Last post on Feb 14, 2013 at 6:24 PM
You are in the Automotive News & Views-Archives
What is this discussion about?
#30868 of 32000 Re: Question about Corvair influence [uplanderguy]
Jan 18, 2013 (7:10 am)
Automotive News has a story about how GM plans to address the back seat issue.
General Motors Co., seeking to revive sales of its new Chevrolet Malibu, is working on speedy design changes to the sedan -- including the rear seating -- to make it more competitive with other midsize models
Read more: http://www.autonews.com/article/20130117/OEM04/130119831#ixzz2IL9QaloX
I think that's the correct plan of action. Old GM would have just slapped huge incentives and dumped them in to fleets.
Now they're actually using the feedback to improve the car.
#30869 of 32000 Re: Question about Corvair influence [bpizzuti]
Jan 18, 2013 (7:15 am)
Equinox has tons of rear legroom, but overall passenger volume does not impress given outer dimensions (2013 models per EPA):
Having said that, only the Rogue and Tiguan are truly undersized.
The 'nox is also only mid-pack in cargo volume seats and and also seats down.
#30870 of 32000 Re: Question about Corvair influence [ateixeira]
Jan 18, 2013 (7:18 am)
Given how much rear legroom it has, that sounds more like efficient packaging than a true disadvantage.
#30871 of 32000 Re: Question about Corvair influence [xrunner2]
Jan 18, 2013 (7:36 am)
xrunner2: The "sporty" part of Corvair was not part of the first handful of years of Corvair. These early Corvairs were definitely not sporty, but mundane. Sporty came some years later with introduction of convertibles.
The Monza debuted in the spring of 1960 and for the time, it was considered to be a "sporty," as opposed to a "sports," car.
xrunner2: The rear-engine design and early offerings of Corvair more closely resemble the VW bug layout. Defininitely not a sporty type car.
The Monza was a coupe with bucket seats, console and special interior and exterior trim. It was considered sporty for that time.
xrunner2: Ford was successful with their original car layout. Mustang still around after 50 years. Corvair, a flop, long dead.
That doesn't prove that the first Monza didn't inspire what became the Mustang. And the first-generation Corvair sold well...unless you consider sales of 250,000-300,000 annually to be a flop. Most people don't.

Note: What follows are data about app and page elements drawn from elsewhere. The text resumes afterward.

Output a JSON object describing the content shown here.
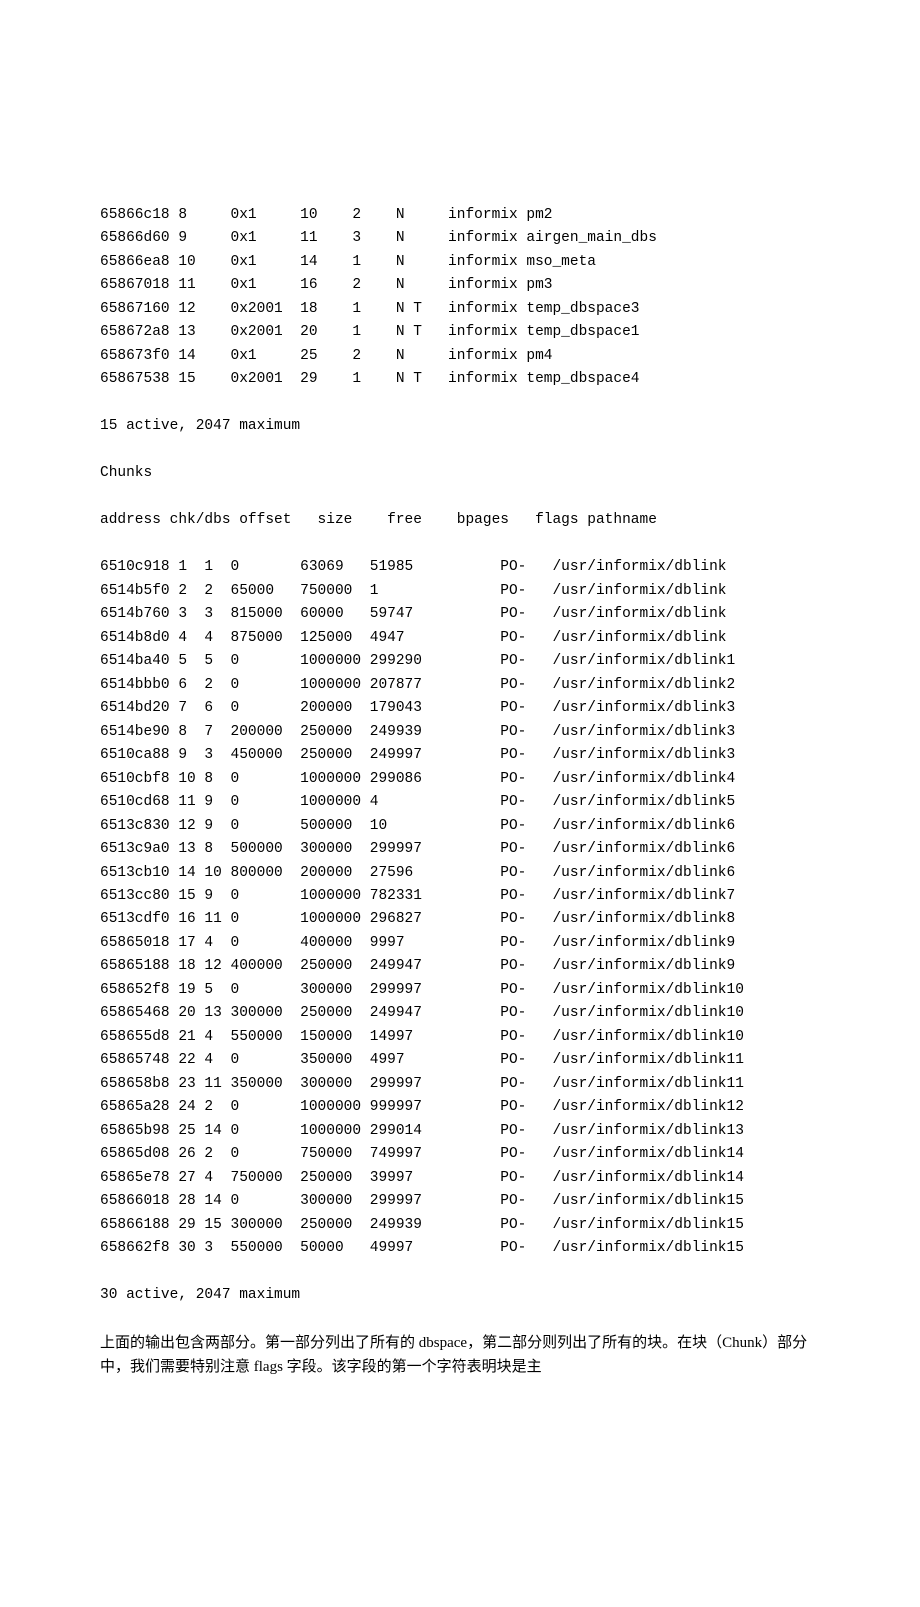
{
  "dbspaces": [
    {
      "address": "65866c18",
      "number": "8",
      "flags": "0x1",
      "fchunk": "10",
      "nchunks": "2",
      "pgsize": "N",
      "owner": "informix",
      "name": "pm2"
    },
    {
      "address": "65866d60",
      "number": "9",
      "flags": "0x1",
      "fchunk": "11",
      "nchunks": "3",
      "pgsize": "N",
      "owner": "informix",
      "name": "airgen_main_dbs"
    },
    {
      "address": "65866ea8",
      "number": "10",
      "flags": "0x1",
      "fchunk": "14",
      "nchunks": "1",
      "pgsize": "N",
      "owner": "informix",
      "name": "mso_meta"
    },
    {
      "address": "65867018",
      "number": "11",
      "flags": "0x1",
      "fchunk": "16",
      "nchunks": "2",
      "pgsize": "N",
      "owner": "informix",
      "name": "pm3"
    },
    {
      "address": "65867160",
      "number": "12",
      "flags": "0x2001",
      "fchunk": "18",
      "nchunks": "1",
      "pgsize": "N T",
      "owner": "informix",
      "name": "temp_dbspace3"
    },
    {
      "address": "658672a8",
      "number": "13",
      "flags": "0x2001",
      "fchunk": "20",
      "nchunks": "1",
      "pgsize": "N T",
      "owner": "informix",
      "name": "temp_dbspace1"
    },
    {
      "address": "658673f0",
      "number": "14",
      "flags": "0x1",
      "fchunk": "25",
      "nchunks": "2",
      "pgsize": "N",
      "owner": "informix",
      "name": "pm4"
    },
    {
      "address": "65867538",
      "number": "15",
      "flags": "0x2001",
      "fchunk": "29",
      "nchunks": "1",
      "pgsize": "N T",
      "owner": "informix",
      "name": "temp_dbspace4"
    }
  ],
  "dbspaces_summary": "15 active, 2047 maximum",
  "chunks_heading": "Chunks",
  "chunks_header": "address chk/dbs offset   size    free    bpages   flags pathname",
  "chunks": [
    {
      "address": "6510c918",
      "chk": "1",
      "dbs": "1",
      "offset": "0",
      "size": "63069",
      "free": "51985",
      "bpages": "",
      "flags": "PO-",
      "pathname": "/usr/informix/dblink"
    },
    {
      "address": "6514b5f0",
      "chk": "2",
      "dbs": "2",
      "offset": "65000",
      "size": "750000",
      "free": "1",
      "bpages": "",
      "flags": "PO-",
      "pathname": "/usr/informix/dblink"
    },
    {
      "address": "6514b760",
      "chk": "3",
      "dbs": "3",
      "offset": "815000",
      "size": "60000",
      "free": "59747",
      "bpages": "",
      "flags": "PO-",
      "pathname": "/usr/informix/dblink"
    },
    {
      "address": "6514b8d0",
      "chk": "4",
      "dbs": "4",
      "offset": "875000",
      "size": "125000",
      "free": "4947",
      "bpages": "",
      "flags": "PO-",
      "pathname": "/usr/informix/dblink"
    },
    {
      "address": "6514ba40",
      "chk": "5",
      "dbs": "5",
      "offset": "0",
      "size": "1000000",
      "free": "299290",
      "bpages": "",
      "flags": "PO-",
      "pathname": "/usr/informix/dblink1"
    },
    {
      "address": "6514bbb0",
      "chk": "6",
      "dbs": "2",
      "offset": "0",
      "size": "1000000",
      "free": "207877",
      "bpages": "",
      "flags": "PO-",
      "pathname": "/usr/informix/dblink2"
    },
    {
      "address": "6514bd20",
      "chk": "7",
      "dbs": "6",
      "offset": "0",
      "size": "200000",
      "free": "179043",
      "bpages": "",
      "flags": "PO-",
      "pathname": "/usr/informix/dblink3"
    },
    {
      "address": "6514be90",
      "chk": "8",
      "dbs": "7",
      "offset": "200000",
      "size": "250000",
      "free": "249939",
      "bpages": "",
      "flags": "PO-",
      "pathname": "/usr/informix/dblink3"
    },
    {
      "address": "6510ca88",
      "chk": "9",
      "dbs": "3",
      "offset": "450000",
      "size": "250000",
      "free": "249997",
      "bpages": "",
      "flags": "PO-",
      "pathname": "/usr/informix/dblink3"
    },
    {
      "address": "6510cbf8",
      "chk": "10",
      "dbs": "8",
      "offset": "0",
      "size": "1000000",
      "free": "299086",
      "bpages": "",
      "flags": "PO-",
      "pathname": "/usr/informix/dblink4"
    },
    {
      "address": "6510cd68",
      "chk": "11",
      "dbs": "9",
      "offset": "0",
      "size": "1000000",
      "free": "4",
      "bpages": "",
      "flags": "PO-",
      "pathname": "/usr/informix/dblink5"
    },
    {
      "address": "6513c830",
      "chk": "12",
      "dbs": "9",
      "offset": "0",
      "size": "500000",
      "free": "10",
      "bpages": "",
      "flags": "PO-",
      "pathname": "/usr/informix/dblink6"
    },
    {
      "address": "6513c9a0",
      "chk": "13",
      "dbs": "8",
      "offset": "500000",
      "size": "300000",
      "free": "299997",
      "bpages": "",
      "flags": "PO-",
      "pathname": "/usr/informix/dblink6"
    },
    {
      "address": "6513cb10",
      "chk": "14",
      "dbs": "10",
      "offset": "800000",
      "size": "200000",
      "free": "27596",
      "bpages": "",
      "flags": "PO-",
      "pathname": "/usr/informix/dblink6"
    },
    {
      "address": "6513cc80",
      "chk": "15",
      "dbs": "9",
      "offset": "0",
      "size": "1000000",
      "free": "782331",
      "bpages": "",
      "flags": "PO-",
      "pathname": "/usr/informix/dblink7"
    },
    {
      "address": "6513cdf0",
      "chk": "16",
      "dbs": "11",
      "offset": "0",
      "size": "1000000",
      "free": "296827",
      "bpages": "",
      "flags": "PO-",
      "pathname": "/usr/informix/dblink8"
    },
    {
      "address": "65865018",
      "chk": "17",
      "dbs": "4",
      "offset": "0",
      "size": "400000",
      "free": "9997",
      "bpages": "",
      "flags": "PO-",
      "pathname": "/usr/informix/dblink9"
    },
    {
      "address": "65865188",
      "chk": "18",
      "dbs": "12",
      "offset": "400000",
      "size": "250000",
      "free": "249947",
      "bpages": "",
      "flags": "PO-",
      "pathname": "/usr/informix/dblink9"
    },
    {
      "address": "658652f8",
      "chk": "19",
      "dbs": "5",
      "offset": "0",
      "size": "300000",
      "free": "299997",
      "bpages": "",
      "flags": "PO-",
      "pathname": "/usr/informix/dblink10"
    },
    {
      "address": "65865468",
      "chk": "20",
      "dbs": "13",
      "offset": "300000",
      "size": "250000",
      "free": "249947",
      "bpages": "",
      "flags": "PO-",
      "pathname": "/usr/informix/dblink10"
    },
    {
      "address": "658655d8",
      "chk": "21",
      "dbs": "4",
      "offset": "550000",
      "size": "150000",
      "free": "14997",
      "bpages": "",
      "flags": "PO-",
      "pathname": "/usr/informix/dblink10"
    },
    {
      "address": "65865748",
      "chk": "22",
      "dbs": "4",
      "offset": "0",
      "size": "350000",
      "free": "4997",
      "bpages": "",
      "flags": "PO-",
      "pathname": "/usr/informix/dblink11"
    },
    {
      "address": "658658b8",
      "chk": "23",
      "dbs": "11",
      "offset": "350000",
      "size": "300000",
      "free": "299997",
      "bpages": "",
      "flags": "PO-",
      "pathname": "/usr/informix/dblink11"
    },
    {
      "address": "65865a28",
      "chk": "24",
      "dbs": "2",
      "offset": "0",
      "size": "1000000",
      "free": "999997",
      "bpages": "",
      "flags": "PO-",
      "pathname": "/usr/informix/dblink12"
    },
    {
      "address": "65865b98",
      "chk": "25",
      "dbs": "14",
      "offset": "0",
      "size": "1000000",
      "free": "299014",
      "bpages": "",
      "flags": "PO-",
      "pathname": "/usr/informix/dblink13"
    },
    {
      "address": "65865d08",
      "chk": "26",
      "dbs": "2",
      "offset": "0",
      "size": "750000",
      "free": "749997",
      "bpages": "",
      "flags": "PO-",
      "pathname": "/usr/informix/dblink14"
    },
    {
      "address": "65865e78",
      "chk": "27",
      "dbs": "4",
      "offset": "750000",
      "size": "250000",
      "free": "39997",
      "bpages": "",
      "flags": "PO-",
      "pathname": "/usr/informix/dblink14"
    },
    {
      "address": "65866018",
      "chk": "28",
      "dbs": "14",
      "offset": "0",
      "size": "300000",
      "free": "299997",
      "bpages": "",
      "flags": "PO-",
      "pathname": "/usr/informix/dblink15"
    },
    {
      "address": "65866188",
      "chk": "29",
      "dbs": "15",
      "offset": "300000",
      "size": "250000",
      "free": "249939",
      "bpages": "",
      "flags": "PO-",
      "pathname": "/usr/informix/dblink15"
    },
    {
      "address": "658662f8",
      "chk": "30",
      "dbs": "3",
      "offset": "550000",
      "size": "50000",
      "free": "49997",
      "bpages": "",
      "flags": "PO-",
      "pathname": "/usr/informix/dblink15"
    }
  ],
  "chunks_summary": "30 active, 2047 maximum",
  "paragraph1": "上面的输出包含两部分。第一部分列出了所有的 dbspace，第二部分则列出了所有的块。在块（Chunk）部分中，我们需要特别注意 flags 字段。该字段的第一个字符表明块是主"
}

The Valiant, Dart and Falcon are also long gone...but check their annual sales figures in the 1960s. They outsold the Corvair in many years. Are they flops, too?

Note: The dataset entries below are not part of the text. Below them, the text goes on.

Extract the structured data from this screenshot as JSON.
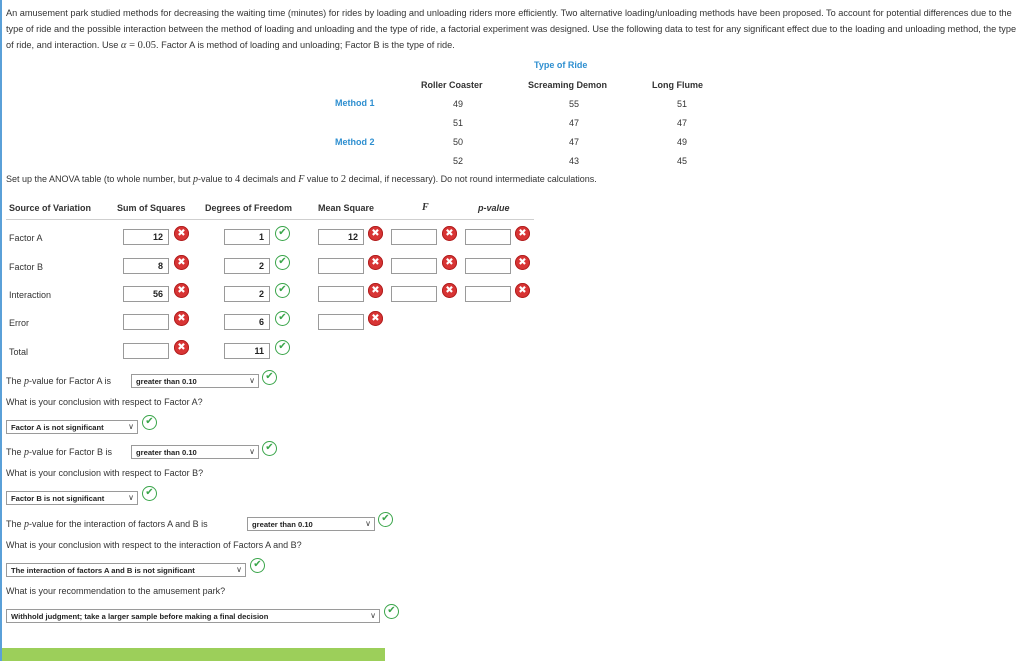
{
  "intro": {
    "part1": "An amusement park studied methods for decreasing the waiting time (minutes) for rides by loading and unloading riders more efficiently. Two alternative loading/unloading methods have been proposed. To account for potential differences due to the type of ride and the possible interaction between the method of loading and unloading and the type of ride, a factorial experiment was designed. Use the following data to test for any significant effect due to the loading and unloading method, the type of ride, and interaction. Use ",
    "alpha_symbol": "α",
    "alpha_eq": " = ",
    "alpha_value": "0.05",
    "part2": ". Factor A is method of loading and unloading; Factor B is the type of ride."
  },
  "data_table": {
    "type_label": "Type of Ride",
    "columns": [
      "Roller Coaster",
      "Screaming Demon",
      "Long Flume"
    ],
    "methods": [
      {
        "label": "Method 1",
        "rows": [
          [
            "49",
            "55",
            "51"
          ],
          [
            "51",
            "47",
            "47"
          ]
        ]
      },
      {
        "label": "Method 2",
        "rows": [
          [
            "50",
            "47",
            "49"
          ],
          [
            "52",
            "43",
            "45"
          ]
        ]
      }
    ]
  },
  "instructions": {
    "t1": "Set up the ANOVA table (to whole number, but ",
    "p": "p",
    "t2": "-value to ",
    "n4": "4",
    "t3": " decimals and ",
    "F": "F",
    "t4": " value to ",
    "n2": "2",
    "t5": " decimal, if necessary). Do not round intermediate calculations."
  },
  "anova": {
    "headers": {
      "source": "Source of Variation",
      "ss": "Sum of Squares",
      "df": "Degrees of Freedom",
      "ms": "Mean Square",
      "f": "F",
      "p": "p-value"
    },
    "rows": [
      {
        "label": "Factor A",
        "ss": "12",
        "df": "1",
        "ms": "12",
        "f": "",
        "p": ""
      },
      {
        "label": "Factor B",
        "ss": "8",
        "df": "2",
        "ms": "",
        "f": "",
        "p": ""
      },
      {
        "label": "Interaction",
        "ss": "56",
        "df": "2",
        "ms": "",
        "f": "",
        "p": ""
      },
      {
        "label": "Error",
        "ss": "",
        "df": "6",
        "ms": ""
      },
      {
        "label": "Total",
        "ss": "",
        "df": "11"
      }
    ],
    "wrong_glyph": "✖",
    "right_glyph": "✔"
  },
  "questions": {
    "pa_prefix": "The ",
    "p": "p",
    "pa_suffix": "-value for Factor A is",
    "pa_value": "greater than 0.10",
    "qa": "What is your conclusion with respect to Factor A?",
    "qa_value": "Factor A is not significant",
    "pb_suffix": "-value for Factor B is",
    "pb_value": "greater than 0.10",
    "qb": "What is your conclusion with respect to Factor B?",
    "qb_value": "Factor B is not significant",
    "pi_suffix": "-value for the interaction of factors A and B is",
    "pi_value": "greater than 0.10",
    "qi": "What is your conclusion with respect to the interaction of Factors A and B?",
    "qi_value": "The interaction of factors A and B is not significant",
    "qr": "What is your recommendation to the amusement park?",
    "qr_value": "Withhold judgment; take a larger sample before making a final decision"
  },
  "colors": {
    "accent": "#2e8fd0",
    "wrong": "#d83434",
    "right": "#3aa54a",
    "bar": "#9ccf5a"
  }
}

We don't have rear-engine, air-cooled family sedans any more because other layouts work better. VW has also abandoned this configuration for its passenger cars. Was the original Beetle a flop, too?
#30872 of 32000 Re: Question about Corvair influence [keystonecarfan]
Jan 18, 2013 (7:39 am)
When Sperlich and Iacocca say they were influenced by the Monza, and folks here still won't accept that, I guess it's time to move on!
#30873 of 32000 Re: Question about Corvair influence [ateixeira]
by Stever@Edmunds HOST
Jan 18, 2013 (8:05 am)
only the Rogue and Tiguan are truly undersized.
Stuff I've been reading lately indicates that younger buyers want smaller vehicles though. Younger as in their 40s.
#30874 of 32000 Re: Question about Corvair influence [steve_]
Jan 18, 2013 (8:15 am)
They do, and a whole new class of smaller crossovers has popped up:
Mitsubishi Outlander Sport
Subaru XV Crosstrek
Coming soon: Q3, many others.
#30876 of 32000 21 billion lost by US taxpayers
Jan 18, 2013 (8:50 am)
the 21 billion is not lost. whatever part of it that the union recipients of that money don't spend may be subjected to the 55% death tax.
Wow, to be crying about $21B, almost 5 years later, that went to a company that sold $250B a year worth of vehicles that generated $21B in tax revenues in one good year is amazing. Then throw in the fact that we borrow $4B per day from China to pay for things like to have Islamist books put in 800 libraries around the country. Yes, that was PER DAY.
Jan 18, 2013 (9:10 am)
They kept 2 parts from the old one. The air filter and one other part.